| DATA FOR REVIEW |
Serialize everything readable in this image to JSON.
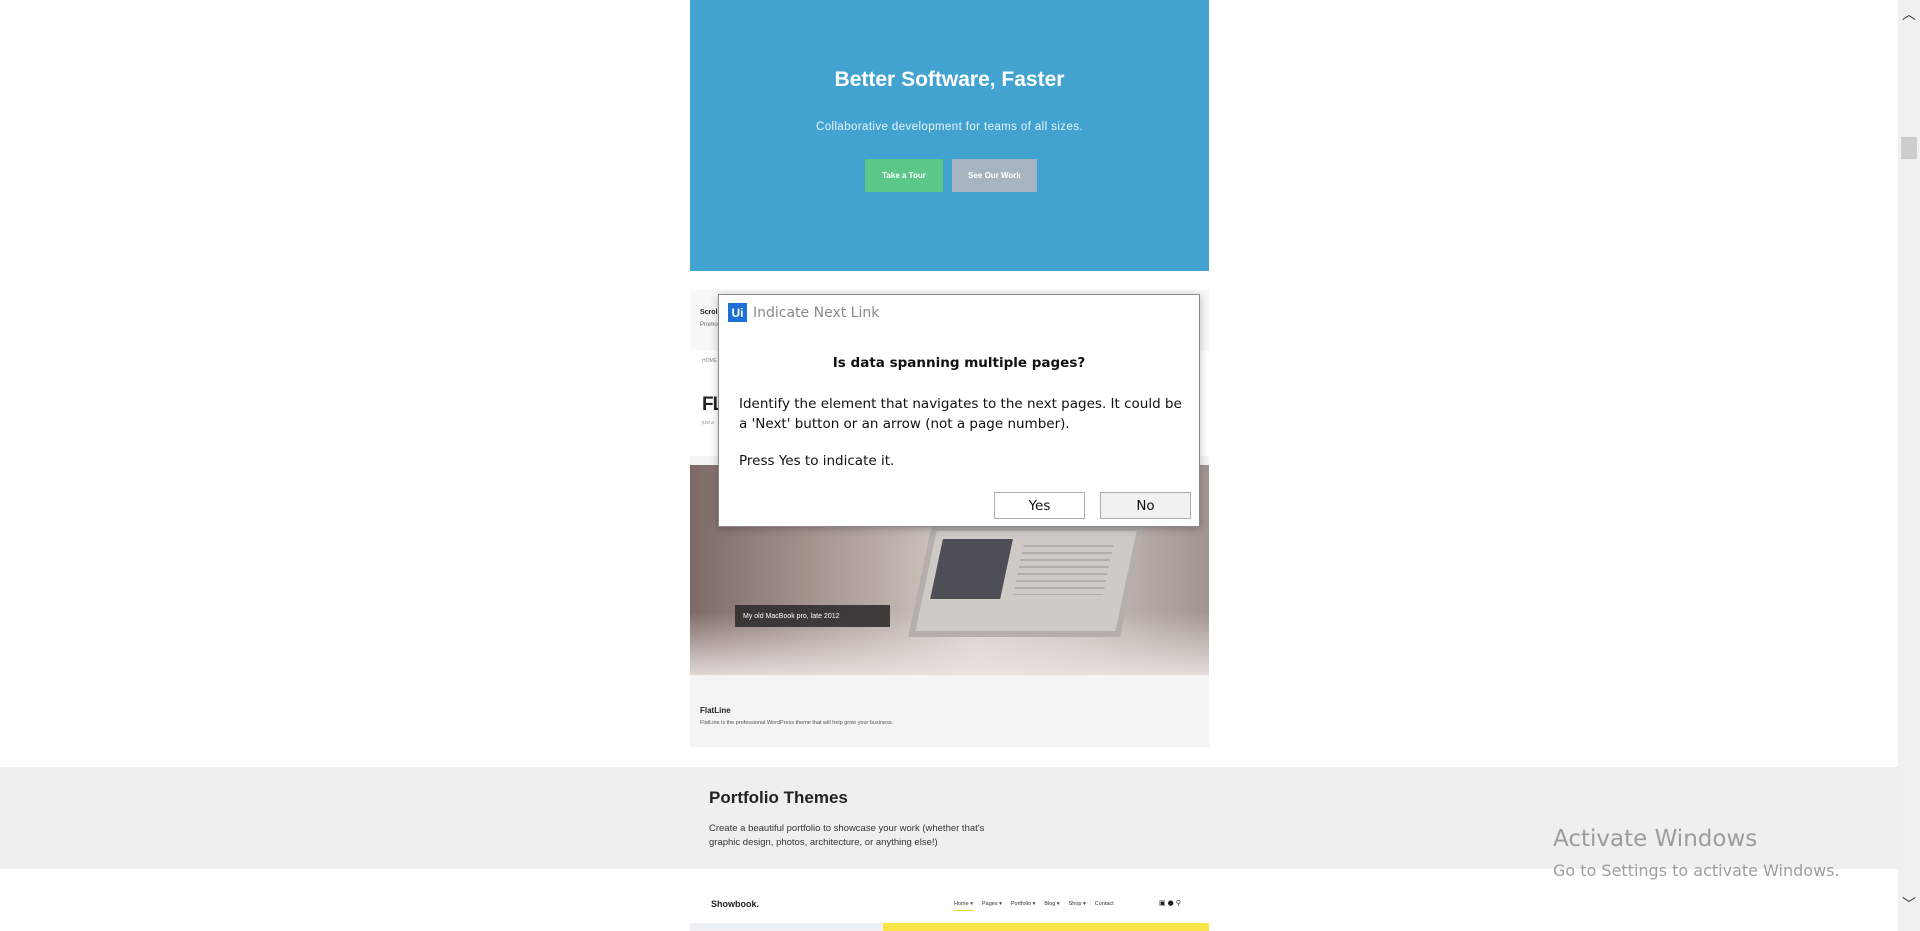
{
  "hero": {
    "title": "Better Software, Faster",
    "subtitle": "Collaborative development for teams of all sizes.",
    "tour_button": "Take a Tour",
    "work_button": "See Our Work"
  },
  "flatline_card": {
    "partial_title": "Scrol",
    "partial_subtitle": "Promo",
    "nav_home": "HOME",
    "logo_partial": "FLA",
    "tagline_partial": "just a",
    "photo_caption": "My old MacBook pro, late 2012",
    "footer_title": "FlatLine",
    "footer_desc": "FlatLine is the professional WordPress theme that will help grow your business."
  },
  "portfolio": {
    "title": "Portfolio Themes",
    "description": "Create a beautiful portfolio to showcase your work (whether that's graphic design, photos, architecture, or anything else!)"
  },
  "showbook": {
    "logo": "Showbook.",
    "nav": [
      "Home ▾",
      "Pages ▾",
      "Portfolio ▾",
      "Blog ▾",
      "Shop ▾",
      "Contact"
    ]
  },
  "dialog": {
    "icon_text": "Ui",
    "title": "Indicate Next Link",
    "heading": "Is data spanning multiple pages?",
    "body": "Identify the element that navigates to the next pages. It could be a 'Next' button or an arrow (not a page number).",
    "instruction": "Press Yes to indicate it.",
    "yes_label": "Yes",
    "no_label": "No"
  },
  "watermark": {
    "line1": "Activate Windows",
    "line2": "Go to Settings to activate Windows."
  },
  "icons": {
    "scroll_up": "chevron-up-icon",
    "scroll_down": "chevron-down-icon",
    "cart": "cart-icon",
    "user": "user-icon",
    "search": "search-icon"
  }
}
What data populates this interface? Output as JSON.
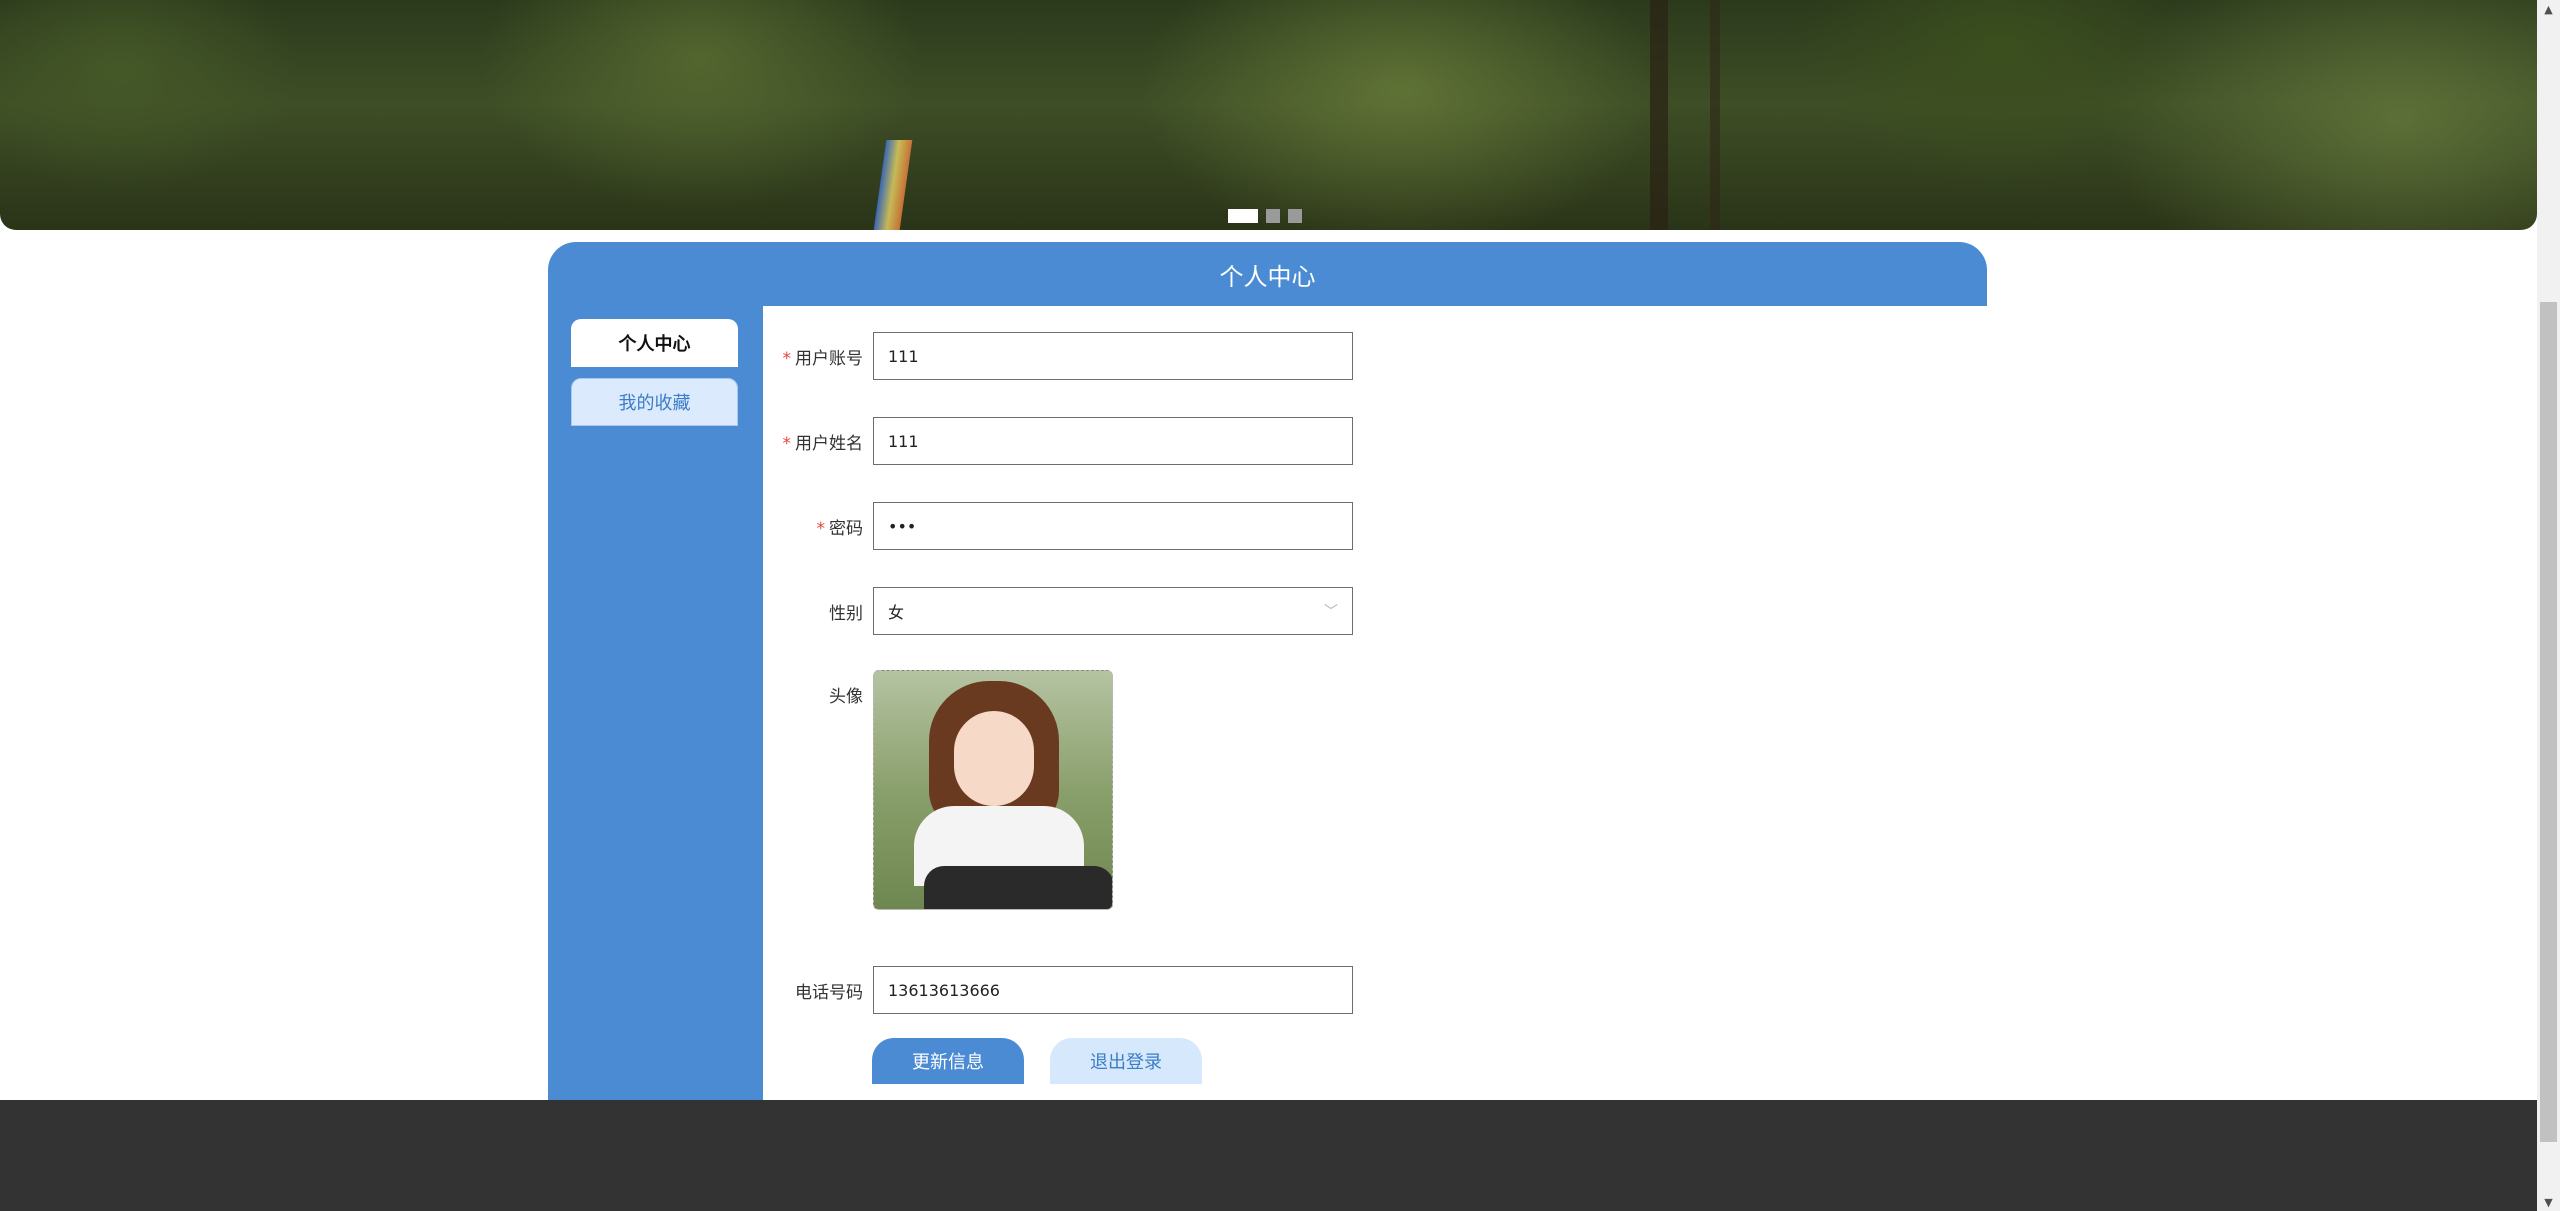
{
  "banner": {
    "slide_count": 3,
    "active_slide": 1
  },
  "panel": {
    "title": "个人中心"
  },
  "sidebar": {
    "items": [
      {
        "label": "个人中心",
        "active": true
      },
      {
        "label": "我的收藏",
        "active": false
      }
    ]
  },
  "form": {
    "account": {
      "label": "用户账号",
      "required": true,
      "value": "111"
    },
    "name": {
      "label": "用户姓名",
      "required": true,
      "value": "111"
    },
    "password": {
      "label": "密码",
      "required": true,
      "value": "•••"
    },
    "gender": {
      "label": "性别",
      "value": "女"
    },
    "avatar": {
      "label": "头像"
    },
    "phone": {
      "label": "电话号码",
      "value": "13613613666"
    },
    "required_mark": "*"
  },
  "actions": {
    "update_label": "更新信息",
    "logout_label": "退出登录"
  },
  "colors": {
    "primary": "#4a8bd3",
    "secondary_bg": "#d6e8fb",
    "required": "#e8443a",
    "footer": "#333333"
  }
}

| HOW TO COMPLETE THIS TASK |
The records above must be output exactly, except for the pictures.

| ANSWER TO THE PROBLEM |
Serialize everything readable in this image to JSON.
{
  "hero": {
    "title": "Better Software, Faster",
    "subtitle": "Collaborative development for teams of all sizes.",
    "tour_button": "Take a Tour",
    "work_button": "See Our Work"
  },
  "flatline_card": {
    "partial_title": "Scrol",
    "partial_subtitle": "Promo",
    "nav_home": "HOME",
    "logo_partial": "FLA",
    "tagline_partial": "just a",
    "photo_caption": "My old MacBook pro, late 2012",
    "footer_title": "FlatLine",
    "footer_desc": "FlatLine is the professional WordPress theme that will help grow your business."
  },
  "portfolio": {
    "title": "Portfolio Themes",
    "description": "Create a beautiful portfolio to showcase your work (whether that's graphic design, photos, architecture, or anything else!)"
  },
  "showbook": {
    "logo": "Showbook.",
    "nav": [
      "Home ▾",
      "Pages ▾",
      "Portfolio ▾",
      "Blog ▾",
      "Shop ▾",
      "Contact"
    ]
  },
  "dialog": {
    "icon_text": "Ui",
    "title": "Indicate Next Link",
    "heading": "Is data spanning multiple pages?",
    "body": "Identify the element that navigates to the next pages. It could be a 'Next' button or an arrow (not a page number).",
    "instruction": "Press Yes to indicate it.",
    "yes_label": "Yes",
    "no_label": "No"
  },
  "watermark": {
    "line1": "Activate Windows",
    "line2": "Go to Settings to activate Windows."
  },
  "icons": {
    "scroll_up": "chevron-up-icon",
    "scroll_down": "chevron-down-icon",
    "cart": "cart-icon",
    "user": "user-icon",
    "search": "search-icon"
  }
}
What data populates this interface? Output as JSON.
{
  "banner": {
    "slide_count": 3,
    "active_slide": 1
  },
  "panel": {
    "title": "个人中心"
  },
  "sidebar": {
    "items": [
      {
        "label": "个人中心",
        "active": true
      },
      {
        "label": "我的收藏",
        "active": false
      }
    ]
  },
  "form": {
    "account": {
      "label": "用户账号",
      "required": true,
      "value": "111"
    },
    "name": {
      "label": "用户姓名",
      "required": true,
      "value": "111"
    },
    "password": {
      "label": "密码",
      "required": true,
      "value": "•••"
    },
    "gender": {
      "label": "性别",
      "value": "女"
    },
    "avatar": {
      "label": "头像"
    },
    "phone": {
      "label": "电话号码",
      "value": "13613613666"
    },
    "required_mark": "*"
  },
  "actions": {
    "update_label": "更新信息",
    "logout_label": "退出登录"
  },
  "colors": {
    "primary": "#4a8bd3",
    "secondary_bg": "#d6e8fb",
    "required": "#e8443a",
    "footer": "#333333"
  }
}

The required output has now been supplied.